2015 Autumn Concert

The Band put on its autumn concert on 3rd October at Holy Trinity Church, Aylesbury, to a disappointingly small audience. Unfortunately we’d manage to choose a date that coincided with the England – Australia match in the Rugby World Cup, not to mention Strictly Come Dancing on television, so perhaps the reduced audience wasn’t a reflection on the merits of the Band.

The programme was a mixture of some pieces played at the Vale Park Proms in August, and some new pieces. It opened with the music from the film Back to the Future, which was followed by the Looney Tunes Overture. In complete contrast this was followed by the Fantasia on the Alleluia Hymn by Gordon Jacob. In the Vale Park Proms we had only played the final section of El Camino Real by Alfred Reed, but this time we played the complete work. This was followed by an arrangement of the classic song Autumn Leaves by Joseph Kosma, and the first half ended with Star Wars Saga by John Williams, arranged by Johan de Meij.

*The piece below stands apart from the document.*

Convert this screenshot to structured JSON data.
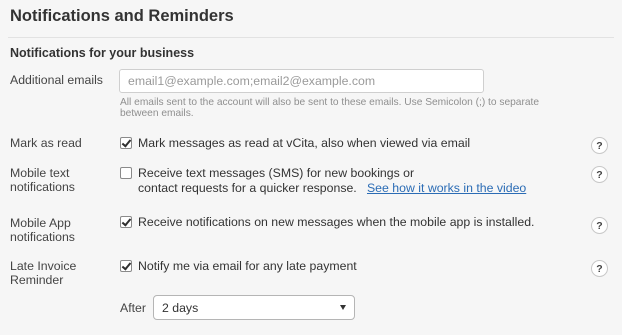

The second half opened with three pieces to mark the 70th anniversary of the end of the second world war, The Dambusters by Eric Coates, the theme music from the film Schindler’s List by John Williams, arranged for clarinet solo and played by Julie-Marie James, and Boogie Woogie Bugle Boy by Don Ray and Hughie Prince, which featured the trumpet section. This was followed by a new piece, Thames Journey by Nigel Hess, which pictures in music the River Thames from its source, flowing through the English countryside and London, to the Thames Estuary. Following that, because there’s a new James Bond film coming out this month the band played a selection of James Bond theme music.

The Vale Park Proms ended with the traditional flag-waving finale, but this concert ended with a more subdued version, comprising the Henry Wood Sea Songs (without a singer for Rule Britannia) and Elgar’s Pomp and Circumstance March No. 1.

The audience may have been small, but we enjoyed playing for them, and I think they enjoyed the music. Now it’s time to start thinking about music for Christmas and New Year.